▶ _TASK_
Give back the whole listing word for word and skip each picture.

▶ _RECORDS FOR THIS EXERCISE_
※
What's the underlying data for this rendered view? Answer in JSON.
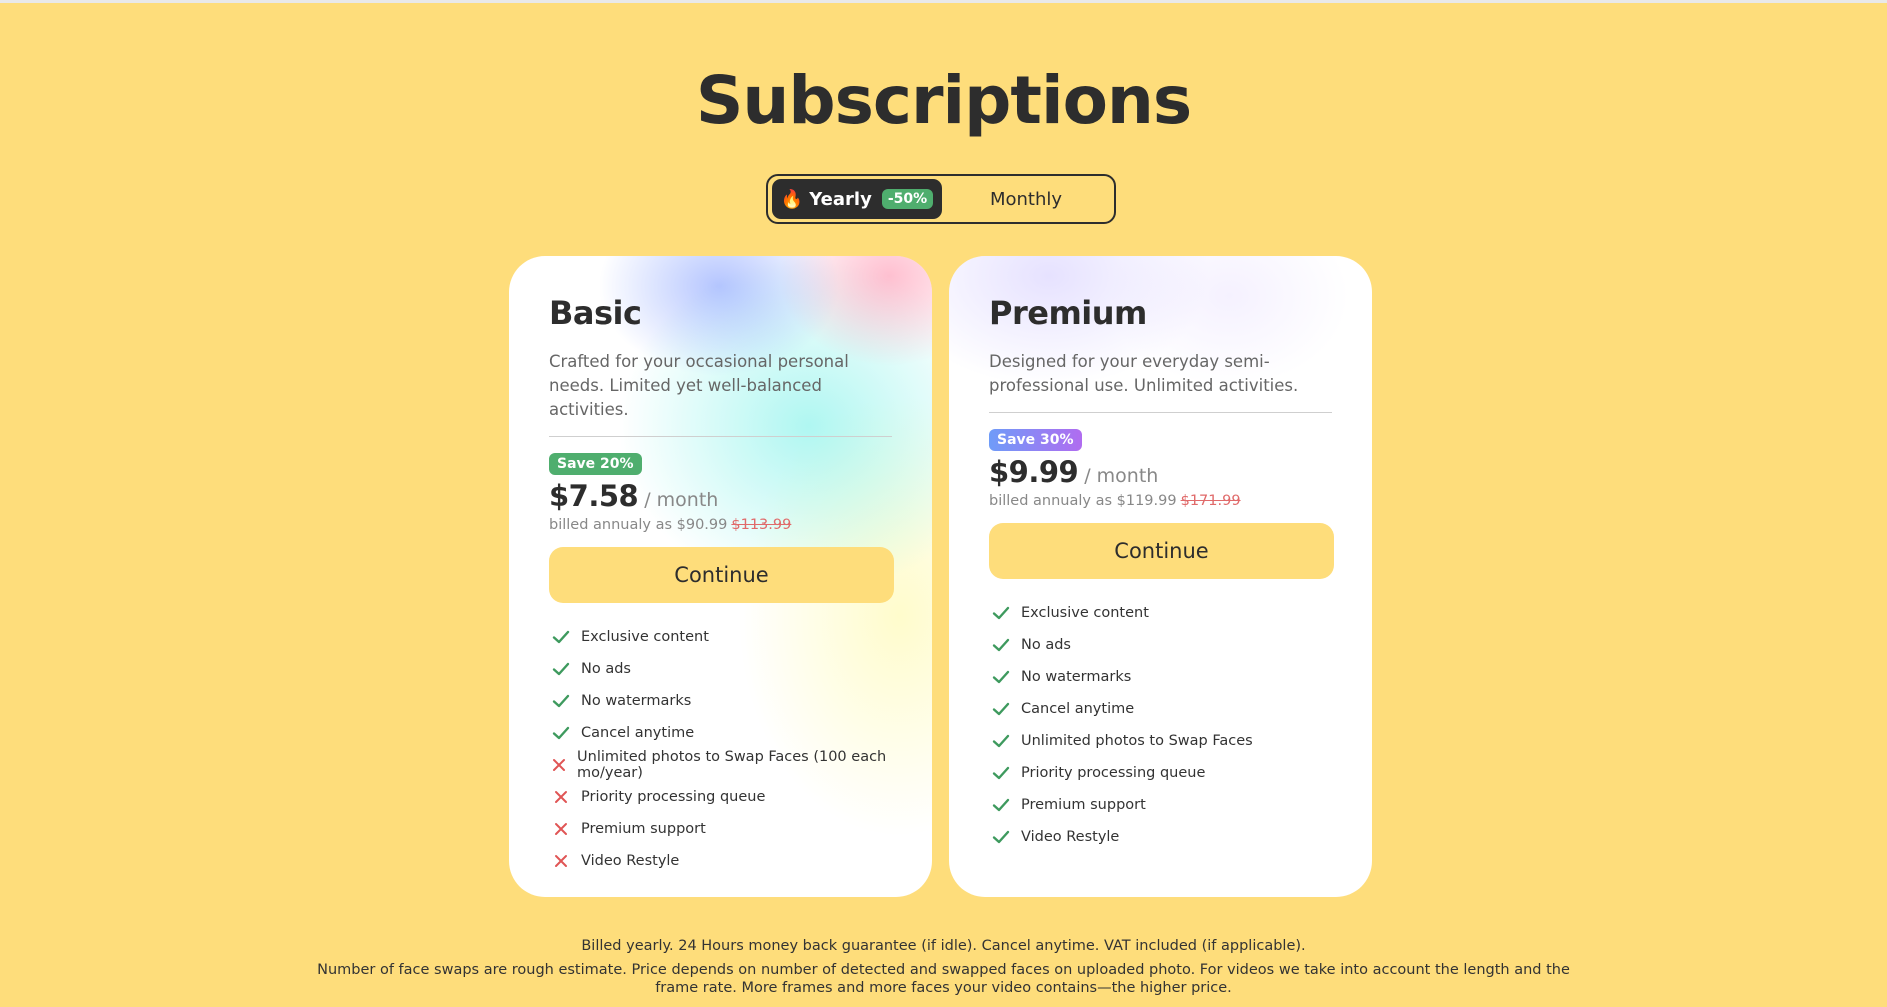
{
  "page": {
    "title": "Subscriptions"
  },
  "billing_toggle": {
    "yearly_icon": "fire-icon",
    "yearly_label": "Yearly",
    "yearly_discount": "-50%",
    "monthly_label": "Monthly",
    "selected": "Yearly"
  },
  "plans": [
    {
      "name": "Basic",
      "description": "Crafted for your occasional personal needs. Limited yet well-balanced activities.",
      "save_badge": "Save 20%",
      "price": "$7.58",
      "period": "/ month",
      "billed_text": "billed annualy as $90.99",
      "old_price": "$113.99",
      "cta": "Continue",
      "features": [
        {
          "label": "Exclusive content",
          "included": true
        },
        {
          "label": "No ads",
          "included": true
        },
        {
          "label": "No watermarks",
          "included": true
        },
        {
          "label": "Cancel anytime",
          "included": true
        },
        {
          "label": "Unlimited photos to Swap Faces (100 each mo/year)",
          "included": false
        },
        {
          "label": "Priority processing queue",
          "included": false
        },
        {
          "label": "Premium support",
          "included": false
        },
        {
          "label": "Video Restyle",
          "included": false
        }
      ]
    },
    {
      "name": "Premium",
      "description": "Designed for your everyday semi-professional use. Unlimited activities.",
      "save_badge": "Save 30%",
      "price": "$9.99",
      "period": "/ month",
      "billed_text": "billed annualy as $119.99",
      "old_price": "$171.99",
      "cta": "Continue",
      "features": [
        {
          "label": "Exclusive content",
          "included": true
        },
        {
          "label": "No ads",
          "included": true
        },
        {
          "label": "No watermarks",
          "included": true
        },
        {
          "label": "Cancel anytime",
          "included": true
        },
        {
          "label": "Unlimited photos to Swap Faces",
          "included": true
        },
        {
          "label": "Priority processing queue",
          "included": true
        },
        {
          "label": "Premium support",
          "included": true
        },
        {
          "label": "Video Restyle",
          "included": true
        }
      ]
    }
  ],
  "footer": {
    "line1": "Billed yearly. 24 Hours money back guarantee (if idle). Cancel anytime. VAT included (if applicable).",
    "line2": "Number of face swaps are rough estimate. Price depends on number of detected and swapped faces on uploaded photo. For videos we take into account the length and the frame rate. More frames and more faces your video contains—the higher price."
  },
  "colors": {
    "background": "#FEDD7B",
    "accent_dark": "#2D2D2D",
    "check_green": "#3E9A5E",
    "cross_red": "#E05555",
    "badge_green": "#4FAE6E"
  }
}
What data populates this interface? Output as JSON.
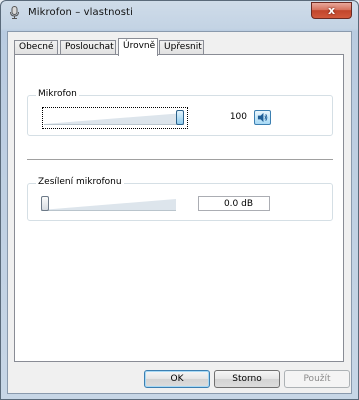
{
  "window": {
    "title": "Mikrofon – vlastnosti",
    "close_glyph": "x",
    "app_icon": "microphone-icon"
  },
  "tabs": [
    {
      "label": "Obecné",
      "active": false
    },
    {
      "label": "Poslouchat",
      "active": false
    },
    {
      "label": "Úrovně",
      "active": true
    },
    {
      "label": "Upřesnit",
      "active": false
    }
  ],
  "levels": {
    "microphone": {
      "label": "Mikrofon",
      "value": "100",
      "level_percent": 100,
      "mute_icon": "speaker-icon"
    },
    "boost": {
      "label": "Zesílení mikrofonu",
      "value": "0.0 dB",
      "level_percent": 0
    }
  },
  "buttons": {
    "ok": "OK",
    "cancel": "Storno",
    "apply": "Použít"
  },
  "colors": {
    "accent": "#3c7fb1",
    "close": "#c1452b"
  }
}
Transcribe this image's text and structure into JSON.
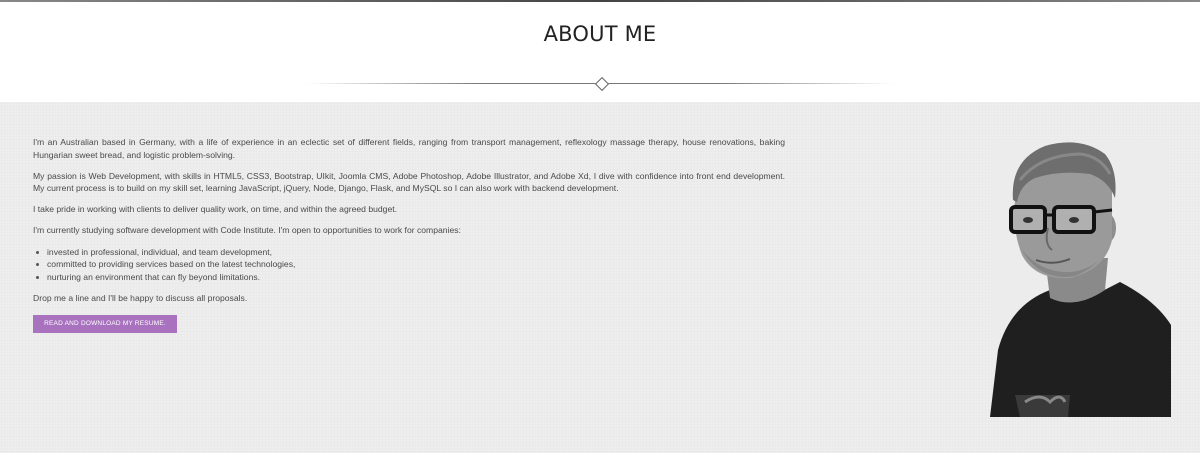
{
  "header": {
    "title": "ABOUT ME"
  },
  "about": {
    "paragraphs": [
      "I'm an Australian based in Germany, with a life of experience in an eclectic set of different fields, ranging from transport management, reflexology massage therapy, house renovations, baking Hungarian sweet bread, and logistic problem-solving.",
      "My passion is Web Development, with skills in HTML5, CSS3, Bootstrap, UIkit, Joomla CMS, Adobe Photoshop, Adobe Illustrator, and Adobe Xd, I dive with confidence into front end development. My current process is to build on my skill set, learning JavaScript, jQuery, Node, Django, Flask, and MySQL so I can also work with backend development.",
      "I take pride in working with clients to deliver quality work, on time, and within the agreed budget.",
      "I'm currently studying software development with Code Institute. I'm open to opportunities to work for companies:"
    ],
    "bullets": [
      "invested in professional, individual, and team development,",
      "committed to providing services based on the latest technologies,",
      "nurturing an environment that can fly beyond limitations."
    ],
    "closing": "Drop me a line and I'll be happy to discuss all proposals.",
    "button_label": "READ AND DOWNLOAD MY RESUME.",
    "button_color": "#a972bf"
  },
  "icons": {
    "divider": "diamond-icon"
  }
}
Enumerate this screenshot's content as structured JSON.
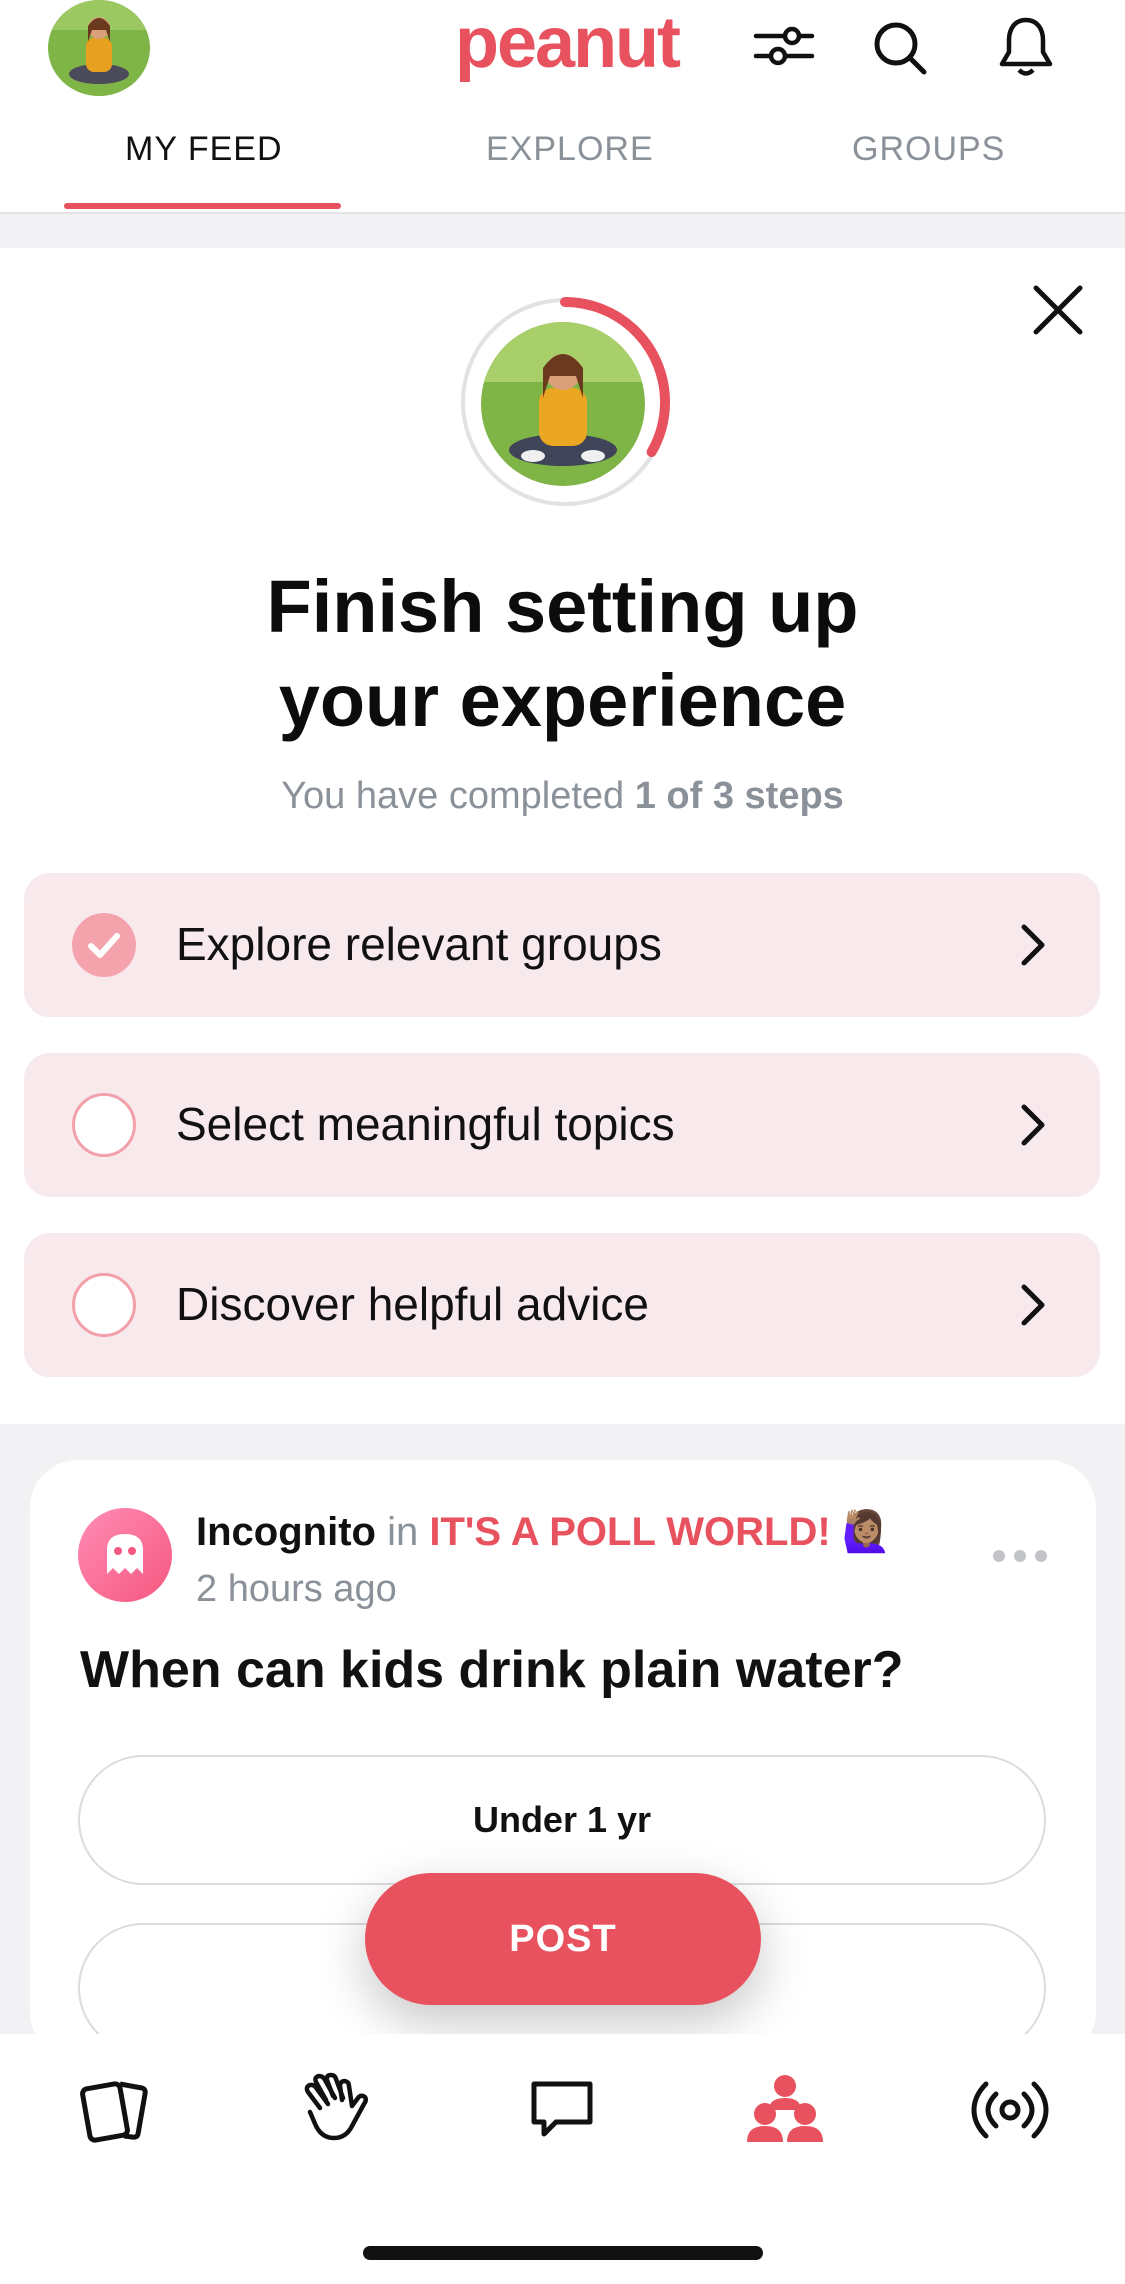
{
  "header": {
    "logo": "peanut",
    "tabs": [
      {
        "label": "MY FEED"
      },
      {
        "label": "EXPLORE"
      },
      {
        "label": "GROUPS"
      }
    ]
  },
  "setup": {
    "title_line1": "Finish setting up",
    "title_line2": "your experience",
    "subtitle_prefix": "You have completed ",
    "subtitle_bold": "1 of 3 steps",
    "progress": 0.3333,
    "steps": [
      {
        "label": "Explore relevant groups",
        "done": true
      },
      {
        "label": "Select meaningful topics",
        "done": false
      },
      {
        "label": "Discover helpful advice",
        "done": false
      }
    ]
  },
  "post": {
    "author": "Incognito",
    "in_word": "in",
    "group": "IT'S A POLL WORLD! 🙋🏽‍♀️",
    "time": "2 hours ago",
    "question": "When can kids drink plain water?",
    "options": [
      "Under 1 yr",
      ""
    ]
  },
  "post_button": "POST",
  "colors": {
    "brand": "#e8525e",
    "step_bg": "#f8e9ed",
    "muted_text": "#8b9199"
  },
  "icons": [
    "filter-icon",
    "search-icon",
    "bell-icon",
    "close-icon",
    "chevron-right-icon",
    "check-icon",
    "ghost-icon",
    "more-icon",
    "cards-icon",
    "wave-icon",
    "chat-icon",
    "groups-icon",
    "broadcast-icon"
  ]
}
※
▶ _RESPONSE_
What's the underlying data for this rendered view? Answer in JSON.
{
  "page": {
    "title": "Subscriptions"
  },
  "billing_toggle": {
    "yearly_icon": "fire-icon",
    "yearly_label": "Yearly",
    "yearly_discount": "-50%",
    "monthly_label": "Monthly",
    "selected": "Yearly"
  },
  "plans": [
    {
      "name": "Basic",
      "description": "Crafted for your occasional personal needs. Limited yet well-balanced activities.",
      "save_badge": "Save 20%",
      "price": "$7.58",
      "period": "/ month",
      "billed_text": "billed annualy as $90.99",
      "old_price": "$113.99",
      "cta": "Continue",
      "features": [
        {
          "label": "Exclusive content",
          "included": true
        },
        {
          "label": "No ads",
          "included": true
        },
        {
          "label": "No watermarks",
          "included": true
        },
        {
          "label": "Cancel anytime",
          "included": true
        },
        {
          "label": "Unlimited photos to Swap Faces (100 each mo/year)",
          "included": false
        },
        {
          "label": "Priority processing queue",
          "included": false
        },
        {
          "label": "Premium support",
          "included": false
        },
        {
          "label": "Video Restyle",
          "included": false
        }
      ]
    },
    {
      "name": "Premium",
      "description": "Designed for your everyday semi-professional use. Unlimited activities.",
      "save_badge": "Save 30%",
      "price": "$9.99",
      "period": "/ month",
      "billed_text": "billed annualy as $119.99",
      "old_price": "$171.99",
      "cta": "Continue",
      "features": [
        {
          "label": "Exclusive content",
          "included": true
        },
        {
          "label": "No ads",
          "included": true
        },
        {
          "label": "No watermarks",
          "included": true
        },
        {
          "label": "Cancel anytime",
          "included": true
        },
        {
          "label": "Unlimited photos to Swap Faces",
          "included": true
        },
        {
          "label": "Priority processing queue",
          "included": true
        },
        {
          "label": "Premium support",
          "included": true
        },
        {
          "label": "Video Restyle",
          "included": true
        }
      ]
    }
  ],
  "footer": {
    "line1": "Billed yearly. 24 Hours money back guarantee (if idle). Cancel anytime. VAT included (if applicable).",
    "line2": "Number of face swaps are rough estimate. Price depends on number of detected and swapped faces on uploaded photo. For videos we take into account the length and the frame rate. More frames and more faces your video contains—the higher price."
  },
  "colors": {
    "background": "#FEDD7B",
    "accent_dark": "#2D2D2D",
    "check_green": "#3E9A5E",
    "cross_red": "#E05555",
    "badge_green": "#4FAE6E"
  }
}
What data populates this interface? Output as JSON.
{
  "window": {
    "title": "Mikrofon – vlastnosti",
    "close_glyph": "x",
    "app_icon": "microphone-icon"
  },
  "tabs": [
    {
      "label": "Obecné",
      "active": false
    },
    {
      "label": "Poslouchat",
      "active": false
    },
    {
      "label": "Úrovně",
      "active": true
    },
    {
      "label": "Upřesnit",
      "active": false
    }
  ],
  "levels": {
    "microphone": {
      "label": "Mikrofon",
      "value": "100",
      "level_percent": 100,
      "mute_icon": "speaker-icon"
    },
    "boost": {
      "label": "Zesílení mikrofonu",
      "value": "0.0 dB",
      "level_percent": 0
    }
  },
  "buttons": {
    "ok": "OK",
    "cancel": "Storno",
    "apply": "Použít"
  },
  "colors": {
    "accent": "#3c7fb1",
    "close": "#c1452b"
  }
}
Transcribe this image's text and structure into JSON.
{
  "header": {
    "title": "ABOUT ME"
  },
  "about": {
    "paragraphs": [
      "I'm an Australian based in Germany, with a life of experience in an eclectic set of different fields, ranging from transport management, reflexology massage therapy, house renovations, baking Hungarian sweet bread, and logistic problem-solving.",
      "My passion is Web Development, with skills in HTML5, CSS3, Bootstrap, UIkit, Joomla CMS, Adobe Photoshop, Adobe Illustrator, and Adobe Xd, I dive with confidence into front end development. My current process is to build on my skill set, learning JavaScript, jQuery, Node, Django, Flask, and MySQL so I can also work with backend development.",
      "I take pride in working with clients to deliver quality work, on time, and within the agreed budget.",
      "I'm currently studying software development with Code Institute. I'm open to opportunities to work for companies:"
    ],
    "bullets": [
      "invested in professional, individual, and team development,",
      "committed to providing services based on the latest technologies,",
      "nurturing an environment that can fly beyond limitations."
    ],
    "closing": "Drop me a line and I'll be happy to discuss all proposals.",
    "button_label": "READ AND DOWNLOAD MY RESUME.",
    "button_color": "#a972bf"
  },
  "icons": {
    "divider": "diamond-icon"
  }
}
Enumerate this screenshot's content as structured JSON.
{
  "header": {
    "logo": "peanut",
    "tabs": [
      {
        "label": "MY FEED"
      },
      {
        "label": "EXPLORE"
      },
      {
        "label": "GROUPS"
      }
    ]
  },
  "setup": {
    "title_line1": "Finish setting up",
    "title_line2": "your experience",
    "subtitle_prefix": "You have completed ",
    "subtitle_bold": "1 of 3 steps",
    "progress": 0.3333,
    "steps": [
      {
        "label": "Explore relevant groups",
        "done": true
      },
      {
        "label": "Select meaningful topics",
        "done": false
      },
      {
        "label": "Discover helpful advice",
        "done": false
      }
    ]
  },
  "post": {
    "author": "Incognito",
    "in_word": "in",
    "group": "IT'S A POLL WORLD! 🙋🏽‍♀️",
    "time": "2 hours ago",
    "question": "When can kids drink plain water?",
    "options": [
      "Under 1 yr",
      ""
    ]
  },
  "post_button": "POST",
  "colors": {
    "brand": "#e8525e",
    "step_bg": "#f8e9ed",
    "muted_text": "#8b9199"
  },
  "icons": [
    "filter-icon",
    "search-icon",
    "bell-icon",
    "close-icon",
    "chevron-right-icon",
    "check-icon",
    "ghost-icon",
    "more-icon",
    "cards-icon",
    "wave-icon",
    "chat-icon",
    "groups-icon",
    "broadcast-icon"
  ]
}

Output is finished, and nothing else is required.